Website and app data records
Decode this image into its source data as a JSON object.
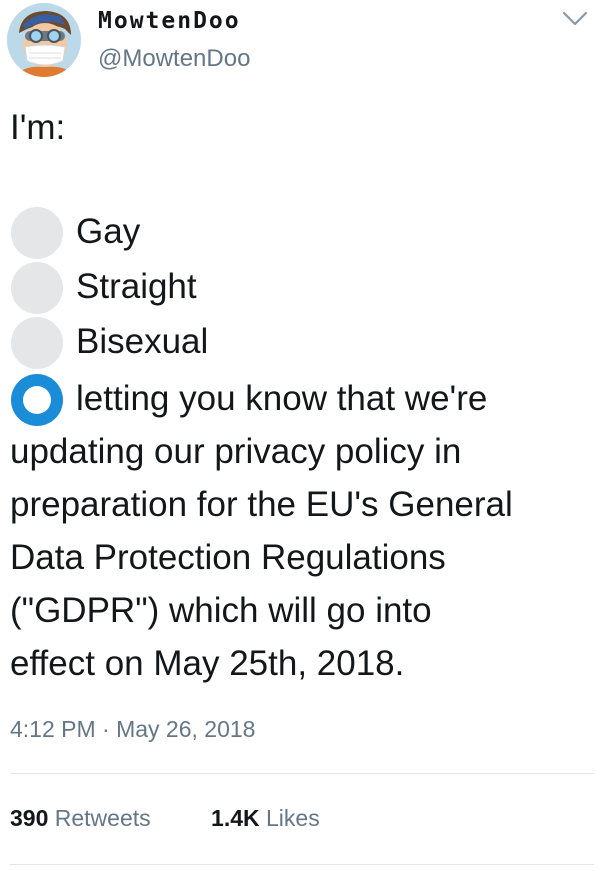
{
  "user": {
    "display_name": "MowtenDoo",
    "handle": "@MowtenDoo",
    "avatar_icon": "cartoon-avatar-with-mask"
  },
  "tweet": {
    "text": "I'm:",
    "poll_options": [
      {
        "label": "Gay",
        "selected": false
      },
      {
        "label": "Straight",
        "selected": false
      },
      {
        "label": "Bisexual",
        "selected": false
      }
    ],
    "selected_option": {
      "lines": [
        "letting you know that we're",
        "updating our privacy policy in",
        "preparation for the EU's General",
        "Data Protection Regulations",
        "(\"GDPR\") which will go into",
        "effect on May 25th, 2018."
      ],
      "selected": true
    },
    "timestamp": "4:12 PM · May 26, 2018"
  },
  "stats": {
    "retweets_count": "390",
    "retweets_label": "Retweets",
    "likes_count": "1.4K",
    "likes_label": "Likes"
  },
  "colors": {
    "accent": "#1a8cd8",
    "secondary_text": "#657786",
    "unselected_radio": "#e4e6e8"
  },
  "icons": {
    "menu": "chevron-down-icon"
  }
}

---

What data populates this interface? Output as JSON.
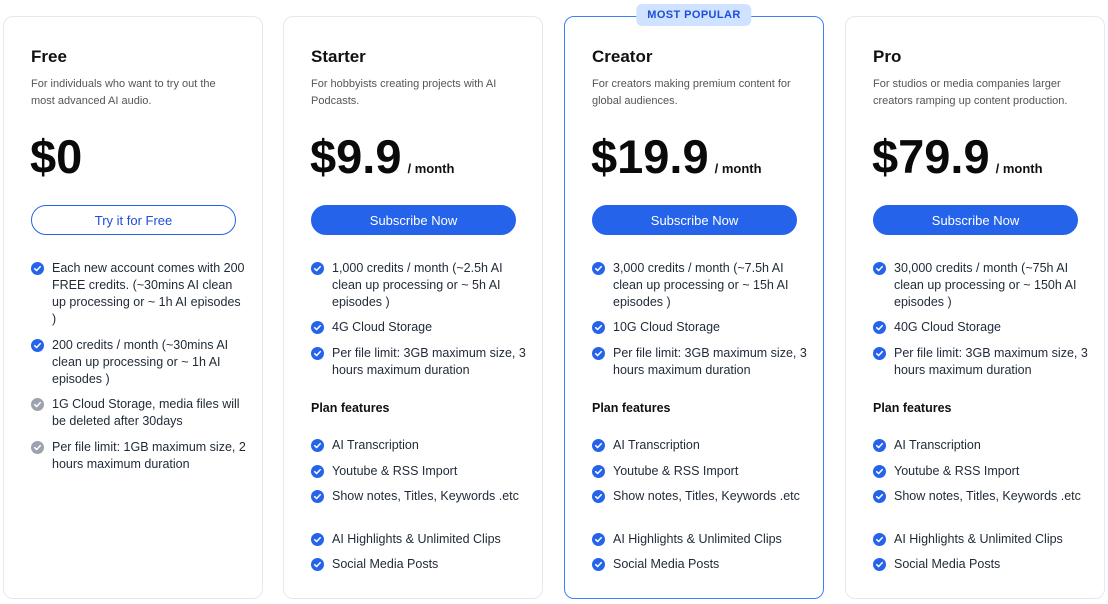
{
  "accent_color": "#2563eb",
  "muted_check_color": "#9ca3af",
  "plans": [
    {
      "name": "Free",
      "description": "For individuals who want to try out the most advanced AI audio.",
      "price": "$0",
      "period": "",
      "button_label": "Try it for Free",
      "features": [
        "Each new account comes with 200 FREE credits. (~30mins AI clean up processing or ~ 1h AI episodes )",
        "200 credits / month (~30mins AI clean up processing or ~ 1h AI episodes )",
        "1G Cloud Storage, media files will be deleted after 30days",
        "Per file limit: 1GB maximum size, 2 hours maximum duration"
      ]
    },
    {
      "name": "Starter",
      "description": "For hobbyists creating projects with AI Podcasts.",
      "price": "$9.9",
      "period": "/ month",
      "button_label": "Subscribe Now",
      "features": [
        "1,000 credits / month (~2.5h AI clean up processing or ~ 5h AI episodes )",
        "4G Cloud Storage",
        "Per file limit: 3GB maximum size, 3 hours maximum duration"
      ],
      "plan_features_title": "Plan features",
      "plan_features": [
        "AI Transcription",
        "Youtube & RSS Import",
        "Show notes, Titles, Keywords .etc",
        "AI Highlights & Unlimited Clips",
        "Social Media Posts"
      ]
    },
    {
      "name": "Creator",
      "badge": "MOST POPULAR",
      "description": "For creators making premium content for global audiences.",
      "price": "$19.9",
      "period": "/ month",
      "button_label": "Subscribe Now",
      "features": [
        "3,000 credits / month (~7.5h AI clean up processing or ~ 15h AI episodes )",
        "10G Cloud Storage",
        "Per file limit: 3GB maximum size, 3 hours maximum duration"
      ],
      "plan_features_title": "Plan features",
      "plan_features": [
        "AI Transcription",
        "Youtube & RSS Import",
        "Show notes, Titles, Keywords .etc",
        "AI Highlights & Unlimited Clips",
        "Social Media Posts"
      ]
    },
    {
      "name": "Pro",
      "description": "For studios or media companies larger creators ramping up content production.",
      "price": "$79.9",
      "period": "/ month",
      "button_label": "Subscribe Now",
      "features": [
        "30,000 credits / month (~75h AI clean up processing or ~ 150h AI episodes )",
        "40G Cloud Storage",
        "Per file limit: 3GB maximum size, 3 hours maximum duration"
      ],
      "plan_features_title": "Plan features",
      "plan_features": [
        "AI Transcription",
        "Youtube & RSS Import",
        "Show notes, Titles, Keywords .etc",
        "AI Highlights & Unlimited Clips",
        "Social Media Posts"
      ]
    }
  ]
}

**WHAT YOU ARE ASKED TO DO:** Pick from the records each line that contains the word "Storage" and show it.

**OUTPUT FOR THIS TASK:**
        "1G Cloud Storage, media files will be deleted after 30days",
        "4G Cloud Storage",
        "10G Cloud Storage",
        "40G Cloud Storage",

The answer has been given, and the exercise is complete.